At this point I’m going to flatter myself into thinking that you’re interested in my story and might be wondering about The Project. Truthfully, there are a bunch of them. These monks have the chill hustle going on, no shit. They had it all figured out before I even got here and had been gimping along without an illustrator, but needed me to round out their crew of jolly pirates. Some of the smaller pieces we do are boring, just one-sheeters of minor texts copied from a manuscript in the same period as the one we’re making, done in a slightly different style. Shit that won’t raise any eyebrows but will still pull in a bit of cash. These are our bread and butter. Then there are some legit manuscript restorations. We take in small jobs from various collectors and dealers to clean up and analyze pieces sold on the open market, much like the ones I just mentioned. In fact, we even had a piece of our work sent back to us for authentication by people who had no idea we were the geniuses that produced it in the first place. Awesome, right? That kind of work is our cover. Otherwise we’d have no way to explain the clean room and x-ray spectrometer.
Then there is THE project. The one that sucked me in like a self-loathing slut to a frat house kegger. It’s called a palimpset. A manuscript that had something written on it at one point that was erased and written over by some other scribe later on. The palimpset plan is brilliant, really–check it out.
Step 1: We take a 12th century piece of vellum and write a section of the Gospel of John.
Step 2: We destroy the text we just created.
Step 3: We create an exquisite illuminated text from a 14th century version of Robin Hood.
When it’s done, you’ll be able to read Robin Hood in normal light and the Gospel of John under black light. As a bonus, it will be the “oldest surviving manuscript” for that Robin Hood story. You know, something historically significant to people who care. And you know what “historically significant” means, right?
Really. Fucking. Expensive.
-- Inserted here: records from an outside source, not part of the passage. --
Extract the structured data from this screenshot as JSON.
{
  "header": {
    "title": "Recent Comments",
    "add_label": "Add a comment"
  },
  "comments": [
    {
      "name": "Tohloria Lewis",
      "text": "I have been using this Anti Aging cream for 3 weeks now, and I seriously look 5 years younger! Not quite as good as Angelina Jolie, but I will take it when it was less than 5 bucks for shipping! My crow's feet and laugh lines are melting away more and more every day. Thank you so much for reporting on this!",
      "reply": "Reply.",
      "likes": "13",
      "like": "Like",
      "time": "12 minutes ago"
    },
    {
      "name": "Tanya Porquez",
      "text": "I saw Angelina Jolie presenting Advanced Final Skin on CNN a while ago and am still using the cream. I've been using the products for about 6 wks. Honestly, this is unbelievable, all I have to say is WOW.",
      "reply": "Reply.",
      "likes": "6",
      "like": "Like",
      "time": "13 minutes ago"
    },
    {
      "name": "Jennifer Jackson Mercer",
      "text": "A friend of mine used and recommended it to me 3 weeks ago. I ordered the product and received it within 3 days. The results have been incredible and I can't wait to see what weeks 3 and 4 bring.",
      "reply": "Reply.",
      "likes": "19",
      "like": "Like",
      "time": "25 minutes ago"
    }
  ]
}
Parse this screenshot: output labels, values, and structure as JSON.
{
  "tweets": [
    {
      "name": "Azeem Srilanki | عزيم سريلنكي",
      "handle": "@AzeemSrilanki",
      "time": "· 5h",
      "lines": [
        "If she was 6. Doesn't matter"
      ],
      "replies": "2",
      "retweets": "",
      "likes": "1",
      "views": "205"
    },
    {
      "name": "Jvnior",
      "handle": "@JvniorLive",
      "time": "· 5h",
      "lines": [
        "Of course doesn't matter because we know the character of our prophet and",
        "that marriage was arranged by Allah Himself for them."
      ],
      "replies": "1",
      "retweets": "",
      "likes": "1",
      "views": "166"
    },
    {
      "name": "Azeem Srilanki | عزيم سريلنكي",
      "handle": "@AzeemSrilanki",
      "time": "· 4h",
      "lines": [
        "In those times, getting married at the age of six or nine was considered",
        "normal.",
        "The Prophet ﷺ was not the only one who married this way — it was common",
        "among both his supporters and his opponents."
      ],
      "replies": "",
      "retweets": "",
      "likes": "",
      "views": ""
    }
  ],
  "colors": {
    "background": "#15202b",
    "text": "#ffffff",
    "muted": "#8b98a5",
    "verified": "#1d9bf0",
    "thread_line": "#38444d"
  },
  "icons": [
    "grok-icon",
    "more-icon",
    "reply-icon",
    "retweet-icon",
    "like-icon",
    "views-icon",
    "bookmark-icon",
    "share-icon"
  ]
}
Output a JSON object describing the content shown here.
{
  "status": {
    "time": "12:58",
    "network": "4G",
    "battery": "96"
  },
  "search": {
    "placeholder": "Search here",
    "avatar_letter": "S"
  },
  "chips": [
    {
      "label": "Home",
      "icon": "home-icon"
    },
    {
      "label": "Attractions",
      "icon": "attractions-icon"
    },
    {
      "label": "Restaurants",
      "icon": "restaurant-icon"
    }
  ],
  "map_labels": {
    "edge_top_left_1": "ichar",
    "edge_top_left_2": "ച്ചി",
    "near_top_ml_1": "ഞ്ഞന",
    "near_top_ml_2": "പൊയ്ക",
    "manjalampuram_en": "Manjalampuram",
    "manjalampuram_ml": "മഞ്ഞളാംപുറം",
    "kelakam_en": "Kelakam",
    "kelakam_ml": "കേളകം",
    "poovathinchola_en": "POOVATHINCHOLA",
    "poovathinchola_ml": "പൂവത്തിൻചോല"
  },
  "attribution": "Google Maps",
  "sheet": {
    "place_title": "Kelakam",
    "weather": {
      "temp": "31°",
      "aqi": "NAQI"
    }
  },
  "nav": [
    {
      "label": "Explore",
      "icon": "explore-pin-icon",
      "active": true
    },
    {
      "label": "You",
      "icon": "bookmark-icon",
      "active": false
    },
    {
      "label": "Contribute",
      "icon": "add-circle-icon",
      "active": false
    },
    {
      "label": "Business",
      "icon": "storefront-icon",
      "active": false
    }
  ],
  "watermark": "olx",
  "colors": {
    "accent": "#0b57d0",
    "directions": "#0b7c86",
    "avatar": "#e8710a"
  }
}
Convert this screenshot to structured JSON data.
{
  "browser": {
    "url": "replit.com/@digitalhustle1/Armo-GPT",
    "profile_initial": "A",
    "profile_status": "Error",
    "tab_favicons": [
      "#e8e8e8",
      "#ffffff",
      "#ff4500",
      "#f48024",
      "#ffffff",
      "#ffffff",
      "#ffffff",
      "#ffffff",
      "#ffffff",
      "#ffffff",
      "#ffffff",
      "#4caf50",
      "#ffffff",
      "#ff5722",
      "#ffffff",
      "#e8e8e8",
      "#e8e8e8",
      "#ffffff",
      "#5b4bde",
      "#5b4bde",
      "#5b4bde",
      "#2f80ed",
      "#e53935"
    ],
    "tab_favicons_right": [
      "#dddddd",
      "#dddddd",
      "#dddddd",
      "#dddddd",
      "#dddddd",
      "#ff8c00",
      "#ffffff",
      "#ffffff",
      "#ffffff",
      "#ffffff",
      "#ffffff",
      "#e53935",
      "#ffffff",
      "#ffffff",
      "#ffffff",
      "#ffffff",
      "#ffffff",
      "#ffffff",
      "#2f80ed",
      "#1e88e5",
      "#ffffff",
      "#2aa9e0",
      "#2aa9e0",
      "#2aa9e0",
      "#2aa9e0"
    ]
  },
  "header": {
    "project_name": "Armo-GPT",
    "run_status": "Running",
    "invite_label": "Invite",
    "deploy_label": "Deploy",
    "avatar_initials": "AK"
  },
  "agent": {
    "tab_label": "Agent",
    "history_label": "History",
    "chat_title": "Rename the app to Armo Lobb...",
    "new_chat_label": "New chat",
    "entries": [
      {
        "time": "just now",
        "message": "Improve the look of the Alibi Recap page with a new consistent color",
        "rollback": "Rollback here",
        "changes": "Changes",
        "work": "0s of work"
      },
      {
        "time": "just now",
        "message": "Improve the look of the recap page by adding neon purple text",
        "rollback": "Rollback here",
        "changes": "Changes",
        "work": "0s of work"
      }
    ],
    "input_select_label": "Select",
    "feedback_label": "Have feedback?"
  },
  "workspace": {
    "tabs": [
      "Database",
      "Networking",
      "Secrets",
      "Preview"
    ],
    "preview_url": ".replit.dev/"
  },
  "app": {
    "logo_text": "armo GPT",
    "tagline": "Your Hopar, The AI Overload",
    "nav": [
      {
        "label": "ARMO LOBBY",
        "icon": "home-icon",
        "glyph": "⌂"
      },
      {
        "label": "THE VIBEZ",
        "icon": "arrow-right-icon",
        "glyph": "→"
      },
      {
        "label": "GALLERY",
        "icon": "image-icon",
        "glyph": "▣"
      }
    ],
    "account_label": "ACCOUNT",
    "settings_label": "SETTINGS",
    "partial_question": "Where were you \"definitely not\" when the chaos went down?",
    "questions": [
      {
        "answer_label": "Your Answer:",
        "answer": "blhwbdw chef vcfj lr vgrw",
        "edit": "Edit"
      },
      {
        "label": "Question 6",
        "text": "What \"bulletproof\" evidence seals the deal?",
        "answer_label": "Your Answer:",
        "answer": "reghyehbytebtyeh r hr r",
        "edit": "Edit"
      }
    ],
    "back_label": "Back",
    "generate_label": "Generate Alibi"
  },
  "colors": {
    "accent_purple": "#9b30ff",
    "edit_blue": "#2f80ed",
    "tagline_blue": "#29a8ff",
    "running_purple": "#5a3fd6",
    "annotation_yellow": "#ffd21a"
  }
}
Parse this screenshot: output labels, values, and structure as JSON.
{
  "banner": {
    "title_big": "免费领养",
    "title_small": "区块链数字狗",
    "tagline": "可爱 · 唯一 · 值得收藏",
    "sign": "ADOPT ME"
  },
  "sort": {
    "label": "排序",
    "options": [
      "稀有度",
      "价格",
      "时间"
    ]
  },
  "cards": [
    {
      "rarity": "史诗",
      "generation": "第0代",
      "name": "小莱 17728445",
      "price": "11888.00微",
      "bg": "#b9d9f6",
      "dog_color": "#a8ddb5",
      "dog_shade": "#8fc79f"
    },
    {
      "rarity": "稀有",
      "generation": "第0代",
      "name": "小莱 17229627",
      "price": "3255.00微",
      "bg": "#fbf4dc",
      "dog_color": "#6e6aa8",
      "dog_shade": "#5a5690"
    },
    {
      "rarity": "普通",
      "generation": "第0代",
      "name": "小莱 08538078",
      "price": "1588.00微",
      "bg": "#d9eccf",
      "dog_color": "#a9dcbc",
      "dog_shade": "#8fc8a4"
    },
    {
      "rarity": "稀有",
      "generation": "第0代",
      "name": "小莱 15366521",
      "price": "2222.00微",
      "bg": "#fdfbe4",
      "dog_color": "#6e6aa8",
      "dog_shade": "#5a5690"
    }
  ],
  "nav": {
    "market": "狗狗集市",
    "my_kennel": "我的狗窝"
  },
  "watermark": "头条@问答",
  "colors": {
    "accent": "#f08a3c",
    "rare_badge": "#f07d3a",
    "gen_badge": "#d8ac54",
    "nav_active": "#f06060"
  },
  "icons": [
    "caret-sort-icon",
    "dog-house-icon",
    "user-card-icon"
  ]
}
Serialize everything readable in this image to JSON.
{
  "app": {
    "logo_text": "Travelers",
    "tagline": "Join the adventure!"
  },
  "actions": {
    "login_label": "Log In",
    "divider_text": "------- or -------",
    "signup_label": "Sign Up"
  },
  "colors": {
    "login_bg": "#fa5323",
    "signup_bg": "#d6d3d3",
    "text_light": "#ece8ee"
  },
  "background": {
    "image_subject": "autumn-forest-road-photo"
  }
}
You can see the ka-ching in Father Mo’s eyes when he visits the scriptorium. When this beauty is out in the wild, university scholars will trip over themselves to study it, I shit you not. But it will be in the hands of some newly rich Chinese industrialist asshole eager to impress his bourgeois friends, and only one antiquities dealer will get to see it. They’ll stick it under a microscope and run some tests, they’ll have some language experts analyze the words, and they’ll rubber stamp it as authentic. This is the step where we collectively hold our breath– a million or so dollars will be riding on some pencil-necked fucker pronouncing it genuine. (With no offense toward Q intended. He’s kinda that fucker on our side.)
The odds are against any truly terrifying scrutiny though. A million bucks is a lot to us, but not a whole hell of a lot to our Chinese buyer. He’ll be more concerned with his rapidly appreciating social status and less so with letting his little bauble sit in a lab for too long.
My cut is $250k. That’s more than enough for me to hang out in a monastery for a while, damn skippy. And a WHOLE lot better than trying to sell my solo shit on eBay. I fucking hate figuring out shipping.